--- PROBLEM DETAILS ---
Give a count of the lines below that have the string "SOCKET" in them, with no other words.

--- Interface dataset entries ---
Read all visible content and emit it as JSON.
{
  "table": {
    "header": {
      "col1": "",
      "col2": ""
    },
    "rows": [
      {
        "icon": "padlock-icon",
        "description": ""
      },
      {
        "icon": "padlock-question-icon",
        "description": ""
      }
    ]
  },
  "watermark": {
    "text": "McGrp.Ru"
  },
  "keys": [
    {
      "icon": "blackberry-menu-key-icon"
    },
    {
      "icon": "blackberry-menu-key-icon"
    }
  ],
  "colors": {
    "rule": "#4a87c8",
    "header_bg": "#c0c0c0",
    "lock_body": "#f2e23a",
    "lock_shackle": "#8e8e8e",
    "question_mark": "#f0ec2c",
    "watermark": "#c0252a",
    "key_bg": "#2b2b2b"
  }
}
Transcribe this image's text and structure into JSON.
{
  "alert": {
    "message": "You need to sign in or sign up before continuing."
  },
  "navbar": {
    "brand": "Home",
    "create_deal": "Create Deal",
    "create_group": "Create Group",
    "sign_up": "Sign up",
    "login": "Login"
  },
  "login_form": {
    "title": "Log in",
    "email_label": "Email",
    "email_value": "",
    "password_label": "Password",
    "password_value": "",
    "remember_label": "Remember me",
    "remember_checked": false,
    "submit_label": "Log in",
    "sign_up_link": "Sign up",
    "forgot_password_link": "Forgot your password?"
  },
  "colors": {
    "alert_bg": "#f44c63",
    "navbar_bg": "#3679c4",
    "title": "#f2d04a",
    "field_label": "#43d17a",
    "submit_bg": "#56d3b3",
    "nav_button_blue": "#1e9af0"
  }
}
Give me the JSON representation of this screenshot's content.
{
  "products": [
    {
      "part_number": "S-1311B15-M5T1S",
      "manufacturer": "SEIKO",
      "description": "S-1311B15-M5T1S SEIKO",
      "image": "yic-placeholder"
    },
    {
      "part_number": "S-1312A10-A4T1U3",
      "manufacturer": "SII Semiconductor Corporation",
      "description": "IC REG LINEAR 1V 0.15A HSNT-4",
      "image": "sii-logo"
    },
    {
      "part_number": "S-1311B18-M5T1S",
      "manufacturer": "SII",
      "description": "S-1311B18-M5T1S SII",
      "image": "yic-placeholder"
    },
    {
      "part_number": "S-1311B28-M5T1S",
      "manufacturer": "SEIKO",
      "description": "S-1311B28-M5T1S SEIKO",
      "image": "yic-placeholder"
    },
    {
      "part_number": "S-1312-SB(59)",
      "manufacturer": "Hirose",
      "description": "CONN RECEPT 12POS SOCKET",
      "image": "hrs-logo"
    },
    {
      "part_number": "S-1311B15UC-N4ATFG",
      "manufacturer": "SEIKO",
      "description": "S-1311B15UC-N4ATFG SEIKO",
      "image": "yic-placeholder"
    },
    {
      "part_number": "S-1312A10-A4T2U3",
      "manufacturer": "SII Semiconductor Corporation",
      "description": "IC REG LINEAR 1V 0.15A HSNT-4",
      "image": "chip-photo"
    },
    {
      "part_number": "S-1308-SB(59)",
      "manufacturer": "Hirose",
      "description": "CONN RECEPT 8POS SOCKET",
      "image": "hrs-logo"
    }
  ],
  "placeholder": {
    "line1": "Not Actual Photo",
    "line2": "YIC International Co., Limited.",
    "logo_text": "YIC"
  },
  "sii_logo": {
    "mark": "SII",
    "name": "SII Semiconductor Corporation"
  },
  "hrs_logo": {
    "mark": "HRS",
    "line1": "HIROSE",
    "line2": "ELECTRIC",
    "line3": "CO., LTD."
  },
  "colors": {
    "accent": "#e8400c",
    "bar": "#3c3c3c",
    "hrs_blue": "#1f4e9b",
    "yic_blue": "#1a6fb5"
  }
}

--- ANSWER TO THIS TASK ---
2